Deerfield's Home to The Arts and Crafts Movement
Built circa 1750, the Frary House depicts the Colonial Revival home of Miss C. Alice Baker, as restored in the 1890s with New England antiques, Arts and Crafts needlework, ironware and basketry. Baker was a teacher, collector, and antiquarian researcher, who restored the Frary House in 1892. Today Miss Baker’s home interprets the village’s active Arts and Crafts movement, her antiquarian pursuits, and her role in fostering the Colonial Revival in Deerfield. Education, tourism, and the sale of arts and crafts served as an economic bridge to 20th-century Deerfield. Visitors came by rail, and later by trolley and automobile, to tour Memorial Hall Museum, shop for arts and crafts in the homes and studios of their makers, and enjoy the romance of a frontier village that had aged so gracefully. Tourists generated employment for members of the Deerfield Society of Blue and White Needlework, craftsmen in the Society of Deerfield Industries, and in the hotels, boarding houses, and tearooms that accommodated visitors searching for a tranquil past in an increasingly industrialized nation.
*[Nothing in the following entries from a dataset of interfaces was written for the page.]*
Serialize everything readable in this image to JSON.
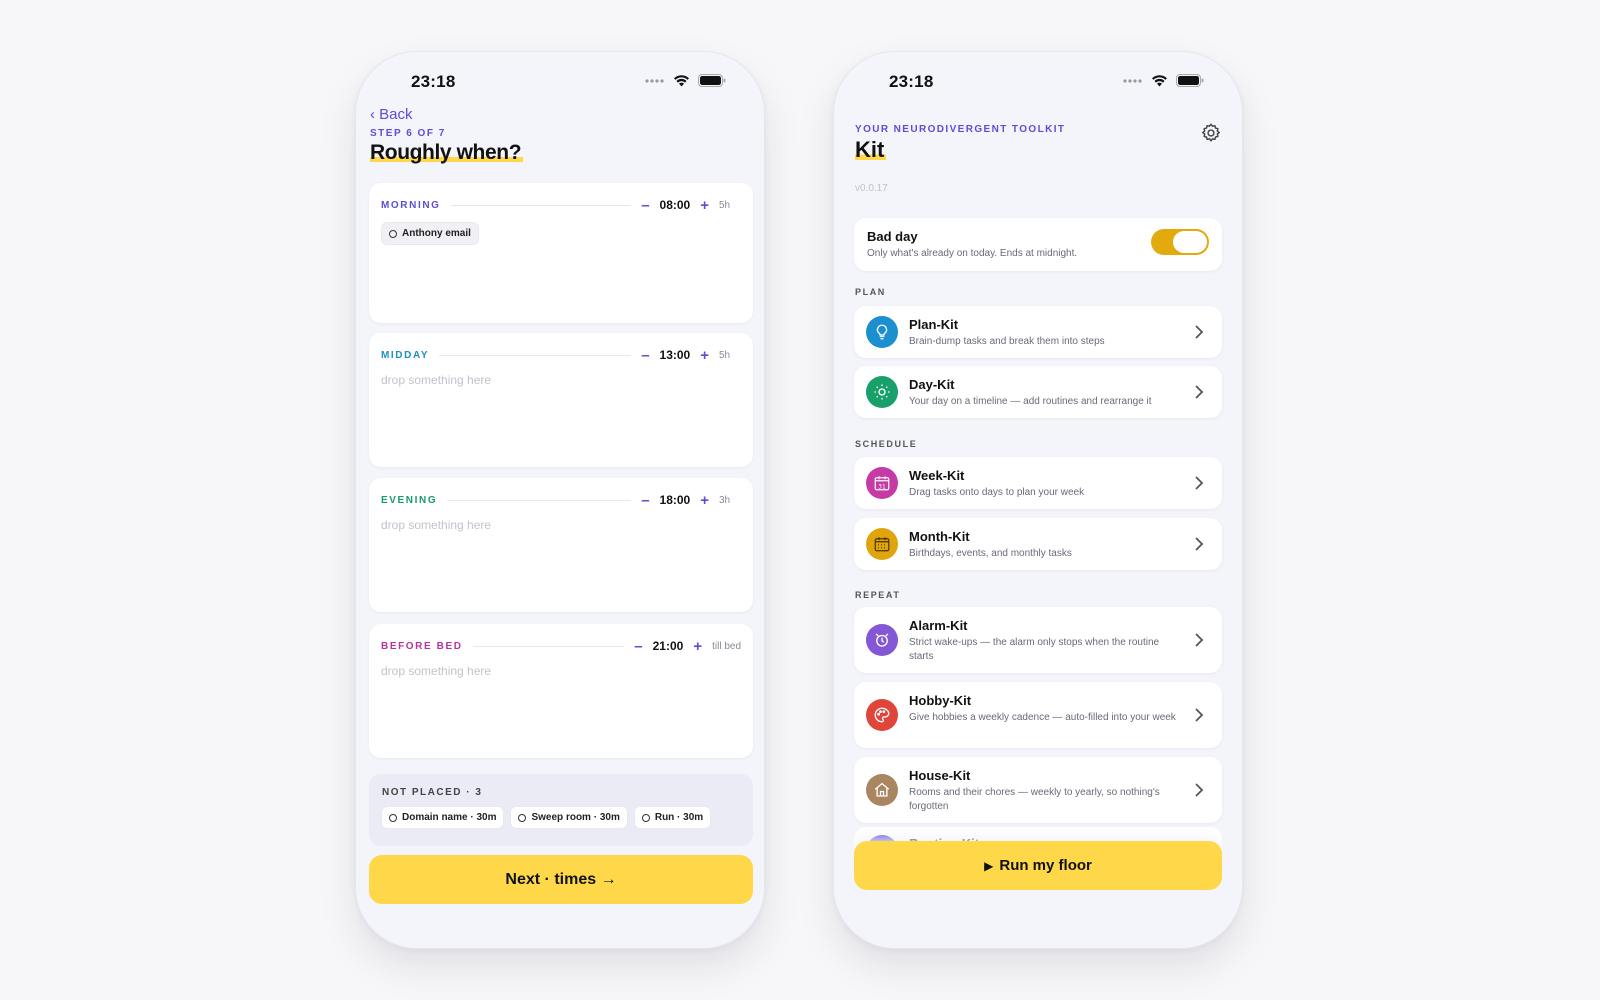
{
  "left_phone": {
    "status": {
      "time": "23:18"
    },
    "back_label": "‹ Back",
    "step_label": "STEP 6 OF 7",
    "title": "Roughly when?",
    "slots": [
      {
        "name": "MORNING",
        "color": "#5b4fd6",
        "time": "08:00",
        "duration": "5h",
        "chips": [
          "Anthony email"
        ],
        "placeholder": ""
      },
      {
        "name": "MIDDAY",
        "color": "#1f8fc0",
        "time": "13:00",
        "duration": "5h",
        "chips": [],
        "placeholder": "drop something here"
      },
      {
        "name": "EVENING",
        "color": "#1a9a6c",
        "time": "18:00",
        "duration": "3h",
        "chips": [],
        "placeholder": "drop something here"
      },
      {
        "name": "BEFORE BED",
        "color": "#b3359f",
        "time": "21:00",
        "duration": "till bed",
        "chips": [],
        "placeholder": "drop something here"
      }
    ],
    "minus_glyph": "–",
    "plus_glyph": "+",
    "unplaced": {
      "label": "NOT PLACED · 3",
      "chips": [
        "Domain name · 30m",
        "Sweep room · 30m",
        "Run · 30m"
      ]
    },
    "next_button": "Next · times →"
  },
  "right_phone": {
    "status": {
      "time": "23:18"
    },
    "subtitle": "YOUR NEURODIVERGENT TOOLKIT",
    "title": "Kit",
    "version": "v0.0.17",
    "bad_day": {
      "title": "Bad day",
      "description": "Only what's already on today. Ends at midnight.",
      "enabled": true
    },
    "sections": {
      "plan": "PLAN",
      "schedule": "SCHEDULE",
      "repeat": "REPEAT"
    },
    "kits": [
      {
        "title": "Plan-Kit",
        "description": "Brain-dump tasks and break them into steps",
        "icon": "lightbulb-icon",
        "color": "#1b8fd0"
      },
      {
        "title": "Day-Kit",
        "description": "Your day on a timeline — add routines and rearrange it",
        "icon": "sun-icon",
        "color": "#19a06a"
      },
      {
        "title": "Week-Kit",
        "description": "Drag tasks onto days to plan your week",
        "icon": "calendar-31-icon",
        "color": "#c53aa5"
      },
      {
        "title": "Month-Kit",
        "description": "Birthdays, events, and monthly tasks",
        "icon": "calendar-grid-icon",
        "color": "#e0a40c"
      },
      {
        "title": "Alarm-Kit",
        "description": "Strict wake-ups — the alarm only stops when the routine starts",
        "icon": "alarm-clock-icon",
        "color": "#8457d6"
      },
      {
        "title": "Hobby-Kit",
        "description": "Give hobbies a weekly cadence — auto-filled into your week",
        "icon": "palette-icon",
        "color": "#e0453a"
      },
      {
        "title": "House-Kit",
        "description": "Rooms and their chores — weekly to yearly, so nothing's forgotten",
        "icon": "house-icon",
        "color": "#a98560"
      }
    ],
    "peek_title": "Routine-Kit",
    "run_button": "Run my floor",
    "run_glyph": "▶"
  },
  "colors": {
    "accent": "#5b4fd6",
    "button_yellow": "#ffd84a",
    "toggle_on": "#e2aa0c"
  }
}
Guided tours are available during the regular season on the hour from 10:00am to 4:00pm. The first floor is wheelchair accessible. Please check at the Hall Tavern Visitor Center desk for more information about tour times.
Frary House Bed Chamber
Frary House Parlor